Mitch McConnell needs to shore up support on the Republican right in order to fend off a primary challenge next year. Sen. McConnell knew he would have a challenge from Democrats in 2014. What he was hoping to avoid was a primary challenge from a fellow Republican.
But that’s exactly what he has now, following Louisville investment advisor Matt Bevin’s entrance into the race. Bevin is officially announcing Wednesday that he will seek the GOP Senate nomination, creating a primary fight for McConnell.
McConnell isn't taking the news lying down.
Politico reports McConnell played host to the Tea Party caucus Tuesday in Washington, at a celebration honoring the birthday of former Senator Bob Dole. McConnell has had a strained relationship with the Tea Party, at first largely ignoring the movement, and then trying to mend fences when the Tea Party showed it had become a major powerbroker within the GOP.
In addition to fighting off Democratic challengers, Kentucky Senator Mitch McConnell will also have to to defeat at least one fellow Republican next year.
An aide to Louisville businessman and Tea Party activist Matt Bevin distributed a news advisory Tuesday announcing stops on a statewide tour announcing his candidacy for Senate.
Bevin's entry into the race could force a shift in the McConnell campaign, which had been concentrating entirely on Democratic opponent Alison Lundergan Grimes, Kentucky's 34-year-old Secretary of State.
The move by Bevin to challenge McConnell reflects a splintering of the tea party movement in Kentucky. Many activists, including Kentucky's junior U.S. Senator, Rand Paul of Bowling Green, have already pledged their support to McConnell's 2014 re-election efforts.
Not All Tea Party Groups Think Alike Re: McConnell in '14
McConnell’s re-election effort is highlighting divisions between some Kentucky tea party organizations, and national tea party groups backing the U.S. Senate Minority Leader.
Democratic U.S. Senate candidate Alison Lundergan Grimes is distancing herself from President Barack Obama on the issues of coal and health care.
Grimes, who is seeking her party's nomination to challenge Senate Republican Leader Mitch McConnell in next year's election, told reporters Thursday that she disagrees with Obama's philosophy on coal.
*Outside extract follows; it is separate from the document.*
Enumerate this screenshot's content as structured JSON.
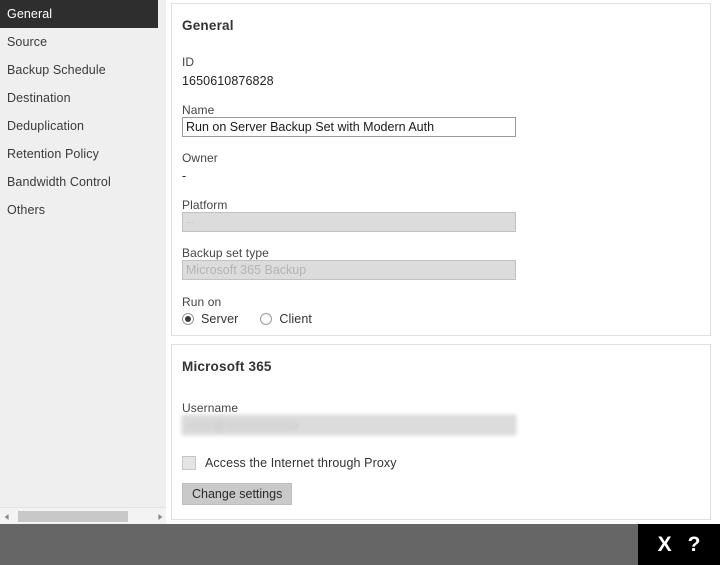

Griimes said she would work to protect coal jobs if elected.
Grimes also said there were many problems with the federal health care overhaul championed by the president. But she called efforts to repeal the health care law a waste of taxpayer money.
Grimes spoke to reporters in Louisville after giving a speech to a large gathering of county leaders from across Kentucky. She announced her candidacy earlier this month.
A Super PAC supporting Kentucky Senator Mitch McConnell is about to go on the air with TV ads targeting Democratic challenger Alison Lundergan Grimes.
The group Kentuckians for Strong Leadership has purchased $270,000 in ads that are set to debut Friday in several markets, including Bowling Green, Louisville, and Evansville.
Politico reports that a source says the ads will be aimed at defining Grimes in negative terms, as the Secretary of State tries to get her Senate campaign up and running. McConnell is considered one of the top targets for Democrats during next year’s election cycle.
Grimes is the highest-profile Democrat to announce a challenge to McConnell next year, but her campaign has gotten off to a rocky start. Her July 1 announcement declaring her Senate candidacy was largely panned by analysts as disorganized and underwhelming, and since joining the race Grimes has been largely unseen in public.
She announced Wednesday that her Senate campaign would have an official launch July 30.